Others suffer even worse. The horrific murder of a Dalit mother, Surekha Bhotmange, and her three children after being stripped and sexually abused shocked India. The family were set upon by a gang in Maharashtra, west India, for trying to stop caste Hindus grabbing their land.
While conversion is a step to recovering human rights and dignity in Buddhism — a religion that has always rejected caste — the latest wave of conversions marks the 50th anniversary of the death, on December 6, 1956, of the great social reformer and political leader Dr Bhimrao Ramji Ambedkar.
In the opinion of Dalit groups he ranks alongside Mahatma Gandhi for his part in the reform of Hindu bigotry. Indeed, Ambedkar went further than Gandhi, asking whether a Hindu Raj might be even more scornful of Dalit emancipation than a British one. By demanding proof of equal rights in the Indian independence movement, Ambedkar raised the aspirations of many Dalits — at last here was a Dalit leader ready to reject the iniquities of Hindu social life and even to tussle with Gandhi over Dalit emancipation.
One of Ambedkar’s followers is Bodhidharma, a social activist in Pune, Maharashtra, which is a centre of Indian Buddhism. An ordained teacher in Trailokya Bauddha Mahasangha Sahayak Gana (TBMSG), the Buddhist group known in the West as Friends of the Western Buddhist Order, he offers garlands to his local statue of Ambedkar and, unlike many followers, he adheres to his religious and his political teachings. “Whatever we have become, whatever we have achieved,” he says, “it is all thanks to Ambedkar’s inspiration to see myself differently.”
Though born an Untouchable, Ambedkar rose to become India’s first Law Minister and the chief architect of its new Constitution, and he fought many battles for Dalit emancipation in Nehru’s first Cabinet.
His differences with Gandhi boil down to their different attitudes to caste. For Gandhi, observance of caste duties did not mean caste discrimination. He led by example, renounced caste privilege and worked for wider acceptance and respect for the human rights of Dalits, whom he dubbed Harijans, the people of God.
Ambedkar was the more radical of the two. Where Gandhi held to a romantic notion of harmonious village life, he exhorted Dalits to get out, get educated; get even. His approach yielded results, with literacy and primary education levels far higher among Buddhist groups than the average. Ambedkarite conversions are now a mass movement, with further rallies scheduled across India.

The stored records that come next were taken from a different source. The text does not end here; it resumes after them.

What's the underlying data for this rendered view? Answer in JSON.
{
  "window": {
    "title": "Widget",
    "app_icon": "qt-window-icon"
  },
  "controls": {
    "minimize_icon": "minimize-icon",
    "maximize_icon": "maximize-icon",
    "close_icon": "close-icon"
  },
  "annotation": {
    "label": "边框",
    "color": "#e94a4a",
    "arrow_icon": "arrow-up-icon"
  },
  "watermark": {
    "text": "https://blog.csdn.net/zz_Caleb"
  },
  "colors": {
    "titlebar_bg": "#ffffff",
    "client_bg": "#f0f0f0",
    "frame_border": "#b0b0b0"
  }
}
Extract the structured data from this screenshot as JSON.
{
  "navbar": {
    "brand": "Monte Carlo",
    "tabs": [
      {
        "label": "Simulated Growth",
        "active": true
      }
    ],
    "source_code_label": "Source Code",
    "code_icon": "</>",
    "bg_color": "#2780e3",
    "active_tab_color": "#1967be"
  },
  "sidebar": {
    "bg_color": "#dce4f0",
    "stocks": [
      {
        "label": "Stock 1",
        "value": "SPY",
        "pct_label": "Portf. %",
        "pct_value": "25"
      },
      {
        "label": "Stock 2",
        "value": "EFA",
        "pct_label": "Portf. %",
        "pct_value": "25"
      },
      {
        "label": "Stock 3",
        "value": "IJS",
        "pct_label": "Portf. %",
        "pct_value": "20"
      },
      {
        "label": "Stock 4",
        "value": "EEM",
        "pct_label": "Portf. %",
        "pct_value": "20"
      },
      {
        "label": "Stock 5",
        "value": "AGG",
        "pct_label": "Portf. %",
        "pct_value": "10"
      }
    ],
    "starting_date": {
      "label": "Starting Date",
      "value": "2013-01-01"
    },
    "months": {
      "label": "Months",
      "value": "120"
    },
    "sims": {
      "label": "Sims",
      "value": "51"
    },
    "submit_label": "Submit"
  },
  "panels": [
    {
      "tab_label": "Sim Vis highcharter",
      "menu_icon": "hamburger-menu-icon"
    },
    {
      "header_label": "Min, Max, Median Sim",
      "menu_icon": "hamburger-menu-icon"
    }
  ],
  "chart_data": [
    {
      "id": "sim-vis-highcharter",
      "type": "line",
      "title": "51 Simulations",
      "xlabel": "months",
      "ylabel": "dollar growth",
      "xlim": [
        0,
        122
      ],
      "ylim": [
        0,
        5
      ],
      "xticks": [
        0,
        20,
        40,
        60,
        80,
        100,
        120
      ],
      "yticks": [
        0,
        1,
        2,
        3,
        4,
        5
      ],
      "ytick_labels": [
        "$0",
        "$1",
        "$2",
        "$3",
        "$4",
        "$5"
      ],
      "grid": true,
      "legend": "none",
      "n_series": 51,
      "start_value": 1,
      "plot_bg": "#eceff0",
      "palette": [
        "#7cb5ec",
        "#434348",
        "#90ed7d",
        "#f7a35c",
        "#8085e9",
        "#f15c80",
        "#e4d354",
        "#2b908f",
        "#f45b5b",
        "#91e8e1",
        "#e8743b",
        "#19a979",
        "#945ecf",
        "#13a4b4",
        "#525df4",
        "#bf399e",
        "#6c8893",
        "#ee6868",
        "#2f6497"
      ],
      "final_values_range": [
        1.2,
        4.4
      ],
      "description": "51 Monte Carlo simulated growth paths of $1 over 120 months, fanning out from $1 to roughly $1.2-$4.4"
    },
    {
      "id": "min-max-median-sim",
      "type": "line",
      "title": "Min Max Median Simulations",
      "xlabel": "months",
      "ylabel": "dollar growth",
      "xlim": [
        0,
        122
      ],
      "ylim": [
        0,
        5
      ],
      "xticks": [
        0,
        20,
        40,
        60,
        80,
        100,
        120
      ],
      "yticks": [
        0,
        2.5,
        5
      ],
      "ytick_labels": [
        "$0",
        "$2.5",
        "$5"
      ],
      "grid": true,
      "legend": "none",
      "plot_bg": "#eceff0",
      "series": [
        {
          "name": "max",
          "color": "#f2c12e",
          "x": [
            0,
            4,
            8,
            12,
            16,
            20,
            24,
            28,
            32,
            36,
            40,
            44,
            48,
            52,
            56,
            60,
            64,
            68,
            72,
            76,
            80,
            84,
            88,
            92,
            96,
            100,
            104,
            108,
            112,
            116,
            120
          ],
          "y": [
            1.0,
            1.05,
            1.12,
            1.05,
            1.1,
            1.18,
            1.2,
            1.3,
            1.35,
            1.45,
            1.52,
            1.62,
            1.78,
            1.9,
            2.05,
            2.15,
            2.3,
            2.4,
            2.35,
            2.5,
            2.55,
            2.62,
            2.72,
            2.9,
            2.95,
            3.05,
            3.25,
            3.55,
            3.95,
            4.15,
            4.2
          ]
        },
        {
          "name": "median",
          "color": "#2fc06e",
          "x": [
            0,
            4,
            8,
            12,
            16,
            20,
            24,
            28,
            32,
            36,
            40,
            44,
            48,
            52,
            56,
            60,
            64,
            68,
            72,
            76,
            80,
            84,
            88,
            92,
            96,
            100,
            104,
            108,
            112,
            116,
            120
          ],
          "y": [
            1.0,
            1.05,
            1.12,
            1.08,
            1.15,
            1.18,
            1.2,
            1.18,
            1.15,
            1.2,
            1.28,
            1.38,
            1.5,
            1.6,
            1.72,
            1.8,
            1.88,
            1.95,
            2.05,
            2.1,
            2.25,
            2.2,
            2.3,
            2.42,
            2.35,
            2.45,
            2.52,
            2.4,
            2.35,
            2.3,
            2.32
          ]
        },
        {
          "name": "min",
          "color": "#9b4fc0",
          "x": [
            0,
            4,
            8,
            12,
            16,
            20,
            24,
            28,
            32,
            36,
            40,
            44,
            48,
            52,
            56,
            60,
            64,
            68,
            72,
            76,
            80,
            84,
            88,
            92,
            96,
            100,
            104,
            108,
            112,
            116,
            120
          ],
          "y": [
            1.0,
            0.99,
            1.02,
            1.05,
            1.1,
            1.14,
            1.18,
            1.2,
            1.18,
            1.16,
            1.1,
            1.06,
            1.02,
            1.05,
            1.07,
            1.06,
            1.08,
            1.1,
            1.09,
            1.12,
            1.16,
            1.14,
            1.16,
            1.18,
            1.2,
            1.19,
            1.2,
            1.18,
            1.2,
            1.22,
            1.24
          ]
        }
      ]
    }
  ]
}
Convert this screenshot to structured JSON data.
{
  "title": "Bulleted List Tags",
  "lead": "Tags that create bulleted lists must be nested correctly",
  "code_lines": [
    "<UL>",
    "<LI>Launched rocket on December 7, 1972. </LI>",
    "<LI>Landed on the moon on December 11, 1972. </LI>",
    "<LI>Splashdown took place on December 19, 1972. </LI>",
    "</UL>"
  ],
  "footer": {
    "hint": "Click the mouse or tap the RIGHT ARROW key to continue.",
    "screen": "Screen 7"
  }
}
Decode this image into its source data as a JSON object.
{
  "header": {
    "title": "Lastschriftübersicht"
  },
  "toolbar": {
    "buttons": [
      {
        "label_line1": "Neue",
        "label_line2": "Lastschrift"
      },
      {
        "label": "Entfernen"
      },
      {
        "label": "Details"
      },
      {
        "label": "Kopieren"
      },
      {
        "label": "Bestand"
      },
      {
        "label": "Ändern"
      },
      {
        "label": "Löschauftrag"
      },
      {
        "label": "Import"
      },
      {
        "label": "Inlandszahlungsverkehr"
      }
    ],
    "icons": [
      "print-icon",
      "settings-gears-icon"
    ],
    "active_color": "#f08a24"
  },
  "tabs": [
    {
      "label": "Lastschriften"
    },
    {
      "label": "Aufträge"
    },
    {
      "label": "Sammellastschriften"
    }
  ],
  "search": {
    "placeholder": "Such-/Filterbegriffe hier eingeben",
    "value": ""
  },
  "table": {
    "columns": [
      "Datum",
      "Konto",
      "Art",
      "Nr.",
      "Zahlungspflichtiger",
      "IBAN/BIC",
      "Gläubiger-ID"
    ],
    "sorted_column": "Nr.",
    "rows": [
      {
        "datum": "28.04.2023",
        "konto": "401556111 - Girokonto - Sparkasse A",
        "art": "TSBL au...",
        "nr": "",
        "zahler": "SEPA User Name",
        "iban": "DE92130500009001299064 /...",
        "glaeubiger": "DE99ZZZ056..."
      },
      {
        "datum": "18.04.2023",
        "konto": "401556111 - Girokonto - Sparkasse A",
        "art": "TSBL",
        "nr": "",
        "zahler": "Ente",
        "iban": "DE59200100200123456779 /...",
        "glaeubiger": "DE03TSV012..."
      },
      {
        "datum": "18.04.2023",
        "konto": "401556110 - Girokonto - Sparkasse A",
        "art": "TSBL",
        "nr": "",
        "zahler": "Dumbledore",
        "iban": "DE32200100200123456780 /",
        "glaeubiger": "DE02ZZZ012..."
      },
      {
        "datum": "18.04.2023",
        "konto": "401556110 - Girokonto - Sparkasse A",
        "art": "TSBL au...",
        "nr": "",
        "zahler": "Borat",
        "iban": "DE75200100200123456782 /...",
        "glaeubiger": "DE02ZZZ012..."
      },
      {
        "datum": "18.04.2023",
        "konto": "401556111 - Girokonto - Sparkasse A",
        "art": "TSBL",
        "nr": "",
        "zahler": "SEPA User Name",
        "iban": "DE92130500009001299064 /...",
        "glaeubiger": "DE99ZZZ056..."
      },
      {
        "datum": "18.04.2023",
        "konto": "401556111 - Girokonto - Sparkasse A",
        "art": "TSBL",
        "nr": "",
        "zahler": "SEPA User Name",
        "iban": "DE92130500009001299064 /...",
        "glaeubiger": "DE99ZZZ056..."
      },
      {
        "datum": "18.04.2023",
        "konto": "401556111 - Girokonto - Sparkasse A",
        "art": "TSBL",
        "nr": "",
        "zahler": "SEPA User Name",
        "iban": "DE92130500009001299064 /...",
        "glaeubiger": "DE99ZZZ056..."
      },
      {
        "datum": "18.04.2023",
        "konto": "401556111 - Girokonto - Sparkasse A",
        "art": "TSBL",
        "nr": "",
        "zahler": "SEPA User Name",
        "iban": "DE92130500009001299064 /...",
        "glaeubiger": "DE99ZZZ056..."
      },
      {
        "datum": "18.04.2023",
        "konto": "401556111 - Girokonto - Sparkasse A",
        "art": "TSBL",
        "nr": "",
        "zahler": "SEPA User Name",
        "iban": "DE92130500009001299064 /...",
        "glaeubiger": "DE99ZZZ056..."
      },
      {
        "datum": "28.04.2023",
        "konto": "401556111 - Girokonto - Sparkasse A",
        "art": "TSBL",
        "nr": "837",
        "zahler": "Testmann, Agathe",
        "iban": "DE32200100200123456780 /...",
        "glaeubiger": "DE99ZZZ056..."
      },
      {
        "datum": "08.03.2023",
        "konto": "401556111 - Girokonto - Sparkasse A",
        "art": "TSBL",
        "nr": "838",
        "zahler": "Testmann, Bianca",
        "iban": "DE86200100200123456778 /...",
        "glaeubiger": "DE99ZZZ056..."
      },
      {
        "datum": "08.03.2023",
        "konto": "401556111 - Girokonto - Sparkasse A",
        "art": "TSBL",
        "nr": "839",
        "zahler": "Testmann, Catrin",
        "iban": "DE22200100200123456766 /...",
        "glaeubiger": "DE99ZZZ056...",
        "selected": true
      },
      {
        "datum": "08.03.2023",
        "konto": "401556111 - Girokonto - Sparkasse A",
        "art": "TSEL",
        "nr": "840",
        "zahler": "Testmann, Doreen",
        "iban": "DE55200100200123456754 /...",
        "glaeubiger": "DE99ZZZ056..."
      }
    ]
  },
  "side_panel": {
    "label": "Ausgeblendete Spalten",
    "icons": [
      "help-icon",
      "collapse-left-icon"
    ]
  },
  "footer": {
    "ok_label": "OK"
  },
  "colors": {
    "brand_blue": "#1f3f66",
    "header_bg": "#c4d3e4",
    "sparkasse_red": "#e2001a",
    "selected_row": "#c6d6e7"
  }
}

The atmosphere at Nagpur recently on the 50th anniversary of Ambedkar’s own formal conversion to Buddhism just before his death rekindled his vision — but a backlash is already under way.
Despite losing the 2004 general election, the Hindu-nationalist government in Gujarat passed legislation to outlaw conversion to Buddhism and Jainism by defining them as part of Hinduism. The complicity of the state government, led by Narendra Modi, in antiMuslim atrocities is a matter of record, and this new repression of Buddhist minorities is replicated in laws restricting conversions in Rajasthan, Madhya Pradesh and Tamil Nadu.
But the new strength that many Dalits find in their Buddhist conversion means that they will no longer tolerate the inhumanity of caste observance. “For me Buddhist conversion is the most important thing we can do, which no one can stop,” says Bodhidharma. “It teaches inner strength to treat ourselves and others with the dignity robbed from us.”
Pratap Rughani makes documentary films and teaches at the City University’s Centre for Journalism